## DATA FOR THE TASK
------------------------------------

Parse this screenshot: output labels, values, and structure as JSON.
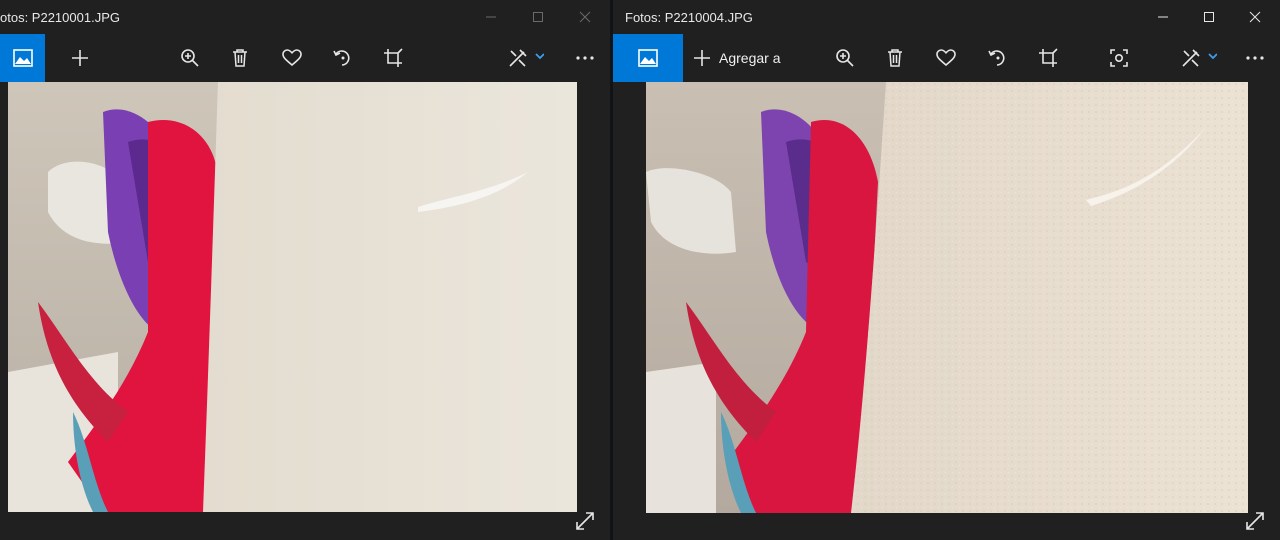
{
  "left_window": {
    "title": "otos: P2210001.JPG",
    "toolbar": [
      "image-icon",
      "add-icon",
      "zoom-in-icon",
      "delete-icon",
      "favorite-icon",
      "rotate-icon",
      "crop-icon",
      "edit-create-icon",
      "more-icon"
    ]
  },
  "right_window": {
    "title": "Fotos: P2210004.JPG",
    "add_label": "Agregar a",
    "toolbar": [
      "image-icon",
      "add-icon",
      "zoom-in-icon",
      "delete-icon",
      "favorite-icon",
      "rotate-icon",
      "crop-icon",
      "auto-enhance-icon",
      "edit-create-icon",
      "more-icon"
    ]
  },
  "colors": {
    "accent": "#0078d7",
    "chrome": "#202020",
    "icon": "#e6e6e6"
  }
}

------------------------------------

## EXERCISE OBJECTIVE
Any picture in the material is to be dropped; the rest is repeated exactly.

## PROBLEM SOLUTION
Parse this screenshot: output labels, values, and structure as JSON.
{
  "left_window": {
    "title": "otos: P2210001.JPG",
    "toolbar": [
      "image-icon",
      "add-icon",
      "zoom-in-icon",
      "delete-icon",
      "favorite-icon",
      "rotate-icon",
      "crop-icon",
      "edit-create-icon",
      "more-icon"
    ]
  },
  "right_window": {
    "title": "Fotos: P2210004.JPG",
    "add_label": "Agregar a",
    "toolbar": [
      "image-icon",
      "add-icon",
      "zoom-in-icon",
      "delete-icon",
      "favorite-icon",
      "rotate-icon",
      "crop-icon",
      "auto-enhance-icon",
      "edit-create-icon",
      "more-icon"
    ]
  },
  "colors": {
    "accent": "#0078d7",
    "chrome": "#202020",
    "icon": "#e6e6e6"
  }
}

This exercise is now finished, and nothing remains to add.